The adductor complex is the group of muscles which squeeze your thighs together. Since women often sit with crossed legs the adductor muscles commonly develop excessive tension.
There are several reasons you might wish to stretch the groin and inside of the thigh muscles called the hip and thigh adductors (opposite of abductors). You might have pulled the groin and been recommended to gently stretch or you may have a pelvic problem requiring more flexibility.
You might even a knee issue, such as when a weaker gluteus medius pulls against the stronger adductor muscles causing imbalance at the knee joint, causing an injury. When the adductors are short and tight, they can have an effect on one of two places, the top of the muscle, which is the pelvis, or the lower end – which is the knee. As a weaker joint, it is most likely the knee joint which is going to be affected since the tight adductors can cause the femur to become internally rotated.
A likely result of this imbalance is knee pain, since the joints of the knee will no longer line up properly. Tight adductors can be demonstrated by a knock-kneed appearance. This indicator of adductor tightness is especially evident in the bottom of a squat when the hips are almost fully flexed.
- Sit on the floor.
- Press the soles of your feet together.
- Pull your feet the closest you can.
Put your hands on your ankles to where your elbows are lined up with your knees.
Push against your elbows trying to close your legs. (This contracts your groin muscles to help you get a deeper stretch.)
Push your knees down.
The first way to stretch your pulled groin is the butterfly stretch, a stretch of modest difficulty that should be accessible enough for practically anyone to have a go at it. You begin this stretch by first sitting on the ground.

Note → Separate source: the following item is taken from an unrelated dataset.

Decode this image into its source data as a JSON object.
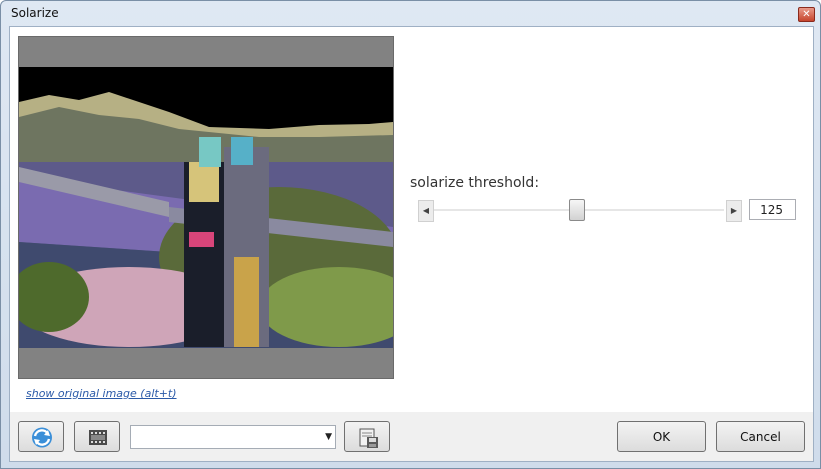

Bend both of your knees in such a way that the bottoms of both of your feet end up touching each other. At this stage, make use of your hands to hold on to your feet. While in this position, use both of your elbows to make contact with your knees and then push them down toward the floor. Keep this position for about 10 to 15 seconds, but keep in mind that this should be a gentle stretch. If you start to feel some pain beyond the mere stretch, back off the motion.
Lunges are another effective way to stretch your pulled groin. Get yourself into the lunge position, which involves standing with your feet shoulder width apart, then stepping forward with one foot so that your heel lands first. In the lunge position, make sure that your knee is at 90 degrees and right over your toes.
Now, put both your left knee as well as your right foot on the ground. Make sure that your back is very straight and your right leg is perpendicular to the ground. To intensify the stretching your pulled groin, just lean forward just a little bit, and do so for about 10 seconds. Finally, switch up your legs and do the pulled groin stretch for your other leg.
Standing Groin Stretch
Start off this position by standing with your feet farther apart than shoulder width. Lean to the right side by using the weight of your body. Next, put your right elbow onto your right knee so that you succeed at stretching your left groin. While you’re doing this, keep both of your feet pointed forward. Keep your body in this position for between 15 and 20 seconds. Switch sides and do the same actions to stretch your right groin.